TASK OBJECTIVE:
Whichever lines include the word "chết", copy them as they appear in the data.

Element data from apps and pages
BEGIN
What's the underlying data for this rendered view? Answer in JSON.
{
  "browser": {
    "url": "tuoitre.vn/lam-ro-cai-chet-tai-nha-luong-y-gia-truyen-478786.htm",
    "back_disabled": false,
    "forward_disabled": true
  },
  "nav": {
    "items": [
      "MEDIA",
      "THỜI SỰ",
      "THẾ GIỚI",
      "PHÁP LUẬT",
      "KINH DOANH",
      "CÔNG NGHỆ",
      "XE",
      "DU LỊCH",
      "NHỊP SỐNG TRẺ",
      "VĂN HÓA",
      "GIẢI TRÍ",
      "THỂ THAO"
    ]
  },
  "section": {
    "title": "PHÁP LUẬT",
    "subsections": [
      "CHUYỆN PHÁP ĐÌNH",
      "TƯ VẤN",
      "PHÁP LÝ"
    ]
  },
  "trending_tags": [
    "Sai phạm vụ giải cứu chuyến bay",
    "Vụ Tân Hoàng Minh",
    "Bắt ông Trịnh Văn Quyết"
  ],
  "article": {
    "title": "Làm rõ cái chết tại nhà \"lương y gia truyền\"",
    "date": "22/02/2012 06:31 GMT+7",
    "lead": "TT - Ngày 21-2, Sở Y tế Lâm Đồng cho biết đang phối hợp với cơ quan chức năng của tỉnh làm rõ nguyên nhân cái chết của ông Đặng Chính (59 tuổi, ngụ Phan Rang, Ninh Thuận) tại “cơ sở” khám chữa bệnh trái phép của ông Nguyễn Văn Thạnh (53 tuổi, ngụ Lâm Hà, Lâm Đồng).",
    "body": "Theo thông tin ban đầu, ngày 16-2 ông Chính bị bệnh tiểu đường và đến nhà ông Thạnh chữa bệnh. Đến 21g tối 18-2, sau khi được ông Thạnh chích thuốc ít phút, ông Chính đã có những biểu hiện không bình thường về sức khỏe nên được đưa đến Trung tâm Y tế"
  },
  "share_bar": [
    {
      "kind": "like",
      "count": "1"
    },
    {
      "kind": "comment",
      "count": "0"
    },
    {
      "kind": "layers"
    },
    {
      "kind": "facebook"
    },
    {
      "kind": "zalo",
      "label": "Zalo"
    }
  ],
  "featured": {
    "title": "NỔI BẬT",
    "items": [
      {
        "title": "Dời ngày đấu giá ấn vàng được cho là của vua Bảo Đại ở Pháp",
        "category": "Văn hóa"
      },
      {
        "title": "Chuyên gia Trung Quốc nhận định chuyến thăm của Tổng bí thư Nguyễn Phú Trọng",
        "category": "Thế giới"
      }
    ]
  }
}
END
EXPECTED ANSWER:
    "title": "Làm rõ cái chết tại nhà \"lương y gia truyền\"",
    "lead": "TT - Ngày 21-2, Sở Y tế Lâm Đồng cho biết đang phối hợp với cơ quan chức năng của tỉnh làm rõ nguyên nhân cái chết của ông Đặng Chính (59 tuổi, ngụ Phan Rang, Ninh Thuận) tại “cơ sở” khám chữa bệnh trái phép của ông Nguyễn Văn Thạnh (53 tuổi, ngụ Lâm Hà, Lâm Đồng).",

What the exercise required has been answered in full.